What is needed:
Where a line in the listing contains the string "Français", copy that line out.
○ ○ ○
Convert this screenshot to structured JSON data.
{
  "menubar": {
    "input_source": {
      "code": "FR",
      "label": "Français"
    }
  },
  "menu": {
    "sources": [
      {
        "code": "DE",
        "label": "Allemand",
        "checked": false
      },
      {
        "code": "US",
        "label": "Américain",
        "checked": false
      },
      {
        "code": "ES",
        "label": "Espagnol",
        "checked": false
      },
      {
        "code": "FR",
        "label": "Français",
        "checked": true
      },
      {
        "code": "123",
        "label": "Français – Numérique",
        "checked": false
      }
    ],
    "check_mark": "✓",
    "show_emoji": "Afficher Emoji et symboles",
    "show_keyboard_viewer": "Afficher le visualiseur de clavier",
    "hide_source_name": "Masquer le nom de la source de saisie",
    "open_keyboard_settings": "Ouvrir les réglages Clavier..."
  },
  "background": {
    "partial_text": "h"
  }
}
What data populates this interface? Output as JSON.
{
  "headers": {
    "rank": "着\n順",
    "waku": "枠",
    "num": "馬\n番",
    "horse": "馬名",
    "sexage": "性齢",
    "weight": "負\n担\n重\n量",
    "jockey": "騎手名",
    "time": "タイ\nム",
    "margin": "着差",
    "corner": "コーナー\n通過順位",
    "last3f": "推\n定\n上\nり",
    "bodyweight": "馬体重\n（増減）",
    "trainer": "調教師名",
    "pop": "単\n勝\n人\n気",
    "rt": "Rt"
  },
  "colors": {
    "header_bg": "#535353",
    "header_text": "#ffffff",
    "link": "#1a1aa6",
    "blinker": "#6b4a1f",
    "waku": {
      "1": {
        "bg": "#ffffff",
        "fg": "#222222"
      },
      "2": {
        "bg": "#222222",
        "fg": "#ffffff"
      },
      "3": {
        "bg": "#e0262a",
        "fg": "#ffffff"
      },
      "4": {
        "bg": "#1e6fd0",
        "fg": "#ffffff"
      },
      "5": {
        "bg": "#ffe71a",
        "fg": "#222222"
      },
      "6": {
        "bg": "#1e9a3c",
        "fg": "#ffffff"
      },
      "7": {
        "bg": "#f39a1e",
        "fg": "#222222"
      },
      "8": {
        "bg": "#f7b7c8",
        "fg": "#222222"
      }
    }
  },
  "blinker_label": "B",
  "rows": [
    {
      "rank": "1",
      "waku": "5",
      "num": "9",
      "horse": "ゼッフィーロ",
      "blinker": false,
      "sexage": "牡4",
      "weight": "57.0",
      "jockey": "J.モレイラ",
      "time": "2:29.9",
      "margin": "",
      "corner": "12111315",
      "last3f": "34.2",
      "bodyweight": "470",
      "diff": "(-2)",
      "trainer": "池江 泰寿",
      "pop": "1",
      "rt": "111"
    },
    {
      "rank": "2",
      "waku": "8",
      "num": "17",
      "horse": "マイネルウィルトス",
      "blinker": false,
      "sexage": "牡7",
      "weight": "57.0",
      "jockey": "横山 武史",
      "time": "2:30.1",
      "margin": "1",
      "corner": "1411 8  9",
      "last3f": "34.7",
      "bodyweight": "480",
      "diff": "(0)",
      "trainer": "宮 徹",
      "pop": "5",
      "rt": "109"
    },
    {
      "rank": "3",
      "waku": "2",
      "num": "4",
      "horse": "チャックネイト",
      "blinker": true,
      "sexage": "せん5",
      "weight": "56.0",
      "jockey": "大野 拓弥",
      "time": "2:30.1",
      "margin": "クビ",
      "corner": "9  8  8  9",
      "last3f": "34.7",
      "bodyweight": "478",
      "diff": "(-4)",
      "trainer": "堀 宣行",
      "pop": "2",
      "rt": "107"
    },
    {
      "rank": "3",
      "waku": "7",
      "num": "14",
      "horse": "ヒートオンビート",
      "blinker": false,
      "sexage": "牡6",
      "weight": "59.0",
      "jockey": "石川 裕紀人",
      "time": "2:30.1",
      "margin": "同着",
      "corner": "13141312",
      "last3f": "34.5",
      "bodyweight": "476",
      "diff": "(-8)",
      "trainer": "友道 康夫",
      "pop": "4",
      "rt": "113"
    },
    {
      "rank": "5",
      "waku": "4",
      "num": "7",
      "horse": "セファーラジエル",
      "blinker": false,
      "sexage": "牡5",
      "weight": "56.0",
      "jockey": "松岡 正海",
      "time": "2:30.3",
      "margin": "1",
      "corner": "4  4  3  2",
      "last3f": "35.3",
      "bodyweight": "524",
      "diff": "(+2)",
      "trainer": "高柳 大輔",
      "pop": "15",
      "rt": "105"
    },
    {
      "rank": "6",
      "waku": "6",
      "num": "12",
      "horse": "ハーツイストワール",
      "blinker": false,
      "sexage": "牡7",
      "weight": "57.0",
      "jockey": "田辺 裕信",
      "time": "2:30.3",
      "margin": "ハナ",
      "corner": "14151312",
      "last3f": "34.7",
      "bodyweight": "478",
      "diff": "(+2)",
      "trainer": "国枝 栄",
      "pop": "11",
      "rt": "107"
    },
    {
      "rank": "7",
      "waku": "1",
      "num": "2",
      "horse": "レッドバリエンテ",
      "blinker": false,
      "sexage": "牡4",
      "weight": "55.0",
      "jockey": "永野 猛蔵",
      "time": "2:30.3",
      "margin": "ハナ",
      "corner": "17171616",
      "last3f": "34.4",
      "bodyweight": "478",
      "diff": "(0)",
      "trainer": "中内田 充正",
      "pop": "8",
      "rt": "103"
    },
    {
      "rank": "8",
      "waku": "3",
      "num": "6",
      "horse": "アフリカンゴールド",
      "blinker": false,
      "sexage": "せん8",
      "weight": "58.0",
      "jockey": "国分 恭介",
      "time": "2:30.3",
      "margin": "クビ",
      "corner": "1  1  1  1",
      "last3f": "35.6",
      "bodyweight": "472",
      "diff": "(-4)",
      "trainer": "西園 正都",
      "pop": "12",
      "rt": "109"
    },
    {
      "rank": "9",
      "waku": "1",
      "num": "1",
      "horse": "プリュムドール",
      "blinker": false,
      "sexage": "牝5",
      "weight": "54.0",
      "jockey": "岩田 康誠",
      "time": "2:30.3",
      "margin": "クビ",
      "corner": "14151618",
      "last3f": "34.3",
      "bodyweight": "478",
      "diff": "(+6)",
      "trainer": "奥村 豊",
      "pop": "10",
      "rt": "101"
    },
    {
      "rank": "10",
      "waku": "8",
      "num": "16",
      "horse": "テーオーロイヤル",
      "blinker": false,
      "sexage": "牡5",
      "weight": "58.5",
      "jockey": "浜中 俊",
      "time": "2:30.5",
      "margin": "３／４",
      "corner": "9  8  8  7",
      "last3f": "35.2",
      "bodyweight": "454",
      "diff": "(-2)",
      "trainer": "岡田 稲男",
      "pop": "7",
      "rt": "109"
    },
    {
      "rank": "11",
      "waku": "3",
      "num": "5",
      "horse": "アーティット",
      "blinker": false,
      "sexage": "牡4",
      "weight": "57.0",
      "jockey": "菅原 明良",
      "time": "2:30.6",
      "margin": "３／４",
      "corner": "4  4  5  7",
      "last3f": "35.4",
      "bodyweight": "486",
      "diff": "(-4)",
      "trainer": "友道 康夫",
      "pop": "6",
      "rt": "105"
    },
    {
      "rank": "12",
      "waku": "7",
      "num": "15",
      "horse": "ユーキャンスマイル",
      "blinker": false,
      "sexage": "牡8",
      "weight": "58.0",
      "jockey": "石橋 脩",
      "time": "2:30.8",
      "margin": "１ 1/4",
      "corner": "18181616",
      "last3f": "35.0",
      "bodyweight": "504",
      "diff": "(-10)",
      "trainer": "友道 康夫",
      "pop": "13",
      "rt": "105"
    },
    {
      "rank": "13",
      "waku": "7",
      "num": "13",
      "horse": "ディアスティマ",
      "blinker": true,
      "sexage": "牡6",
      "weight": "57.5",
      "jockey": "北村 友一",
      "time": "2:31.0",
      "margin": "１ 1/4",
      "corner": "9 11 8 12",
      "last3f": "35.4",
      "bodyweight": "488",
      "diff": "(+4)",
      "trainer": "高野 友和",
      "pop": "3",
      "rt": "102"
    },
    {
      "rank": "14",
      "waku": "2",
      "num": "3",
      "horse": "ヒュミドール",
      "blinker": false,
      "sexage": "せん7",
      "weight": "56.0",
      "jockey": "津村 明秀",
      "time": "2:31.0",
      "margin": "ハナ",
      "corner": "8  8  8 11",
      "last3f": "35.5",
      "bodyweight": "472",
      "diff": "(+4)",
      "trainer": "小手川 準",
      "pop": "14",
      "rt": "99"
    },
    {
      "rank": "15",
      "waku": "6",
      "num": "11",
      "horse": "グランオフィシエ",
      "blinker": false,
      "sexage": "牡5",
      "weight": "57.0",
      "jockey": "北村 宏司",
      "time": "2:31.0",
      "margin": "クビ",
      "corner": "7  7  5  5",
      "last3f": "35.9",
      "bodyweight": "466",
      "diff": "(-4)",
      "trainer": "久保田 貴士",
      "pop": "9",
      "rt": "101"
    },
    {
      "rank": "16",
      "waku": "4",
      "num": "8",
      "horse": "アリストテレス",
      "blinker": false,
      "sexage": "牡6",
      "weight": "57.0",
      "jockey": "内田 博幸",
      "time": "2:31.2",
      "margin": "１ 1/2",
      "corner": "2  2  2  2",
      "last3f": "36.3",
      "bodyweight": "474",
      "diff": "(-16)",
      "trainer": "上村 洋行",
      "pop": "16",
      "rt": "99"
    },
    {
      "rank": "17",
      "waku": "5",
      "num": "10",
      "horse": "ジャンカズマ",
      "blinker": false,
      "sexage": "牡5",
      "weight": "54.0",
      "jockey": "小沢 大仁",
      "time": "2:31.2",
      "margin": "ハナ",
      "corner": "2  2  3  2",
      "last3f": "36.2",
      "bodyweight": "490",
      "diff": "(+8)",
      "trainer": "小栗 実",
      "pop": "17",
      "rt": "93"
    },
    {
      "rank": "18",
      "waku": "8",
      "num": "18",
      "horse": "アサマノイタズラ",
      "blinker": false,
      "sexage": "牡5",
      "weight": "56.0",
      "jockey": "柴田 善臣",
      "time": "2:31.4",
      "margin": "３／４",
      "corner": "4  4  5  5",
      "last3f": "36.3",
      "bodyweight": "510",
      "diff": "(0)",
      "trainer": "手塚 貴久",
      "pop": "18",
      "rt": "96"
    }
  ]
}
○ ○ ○
Exercise response:
      "label": "Français"
        "label": "Français",
        "label": "Français – Numérique",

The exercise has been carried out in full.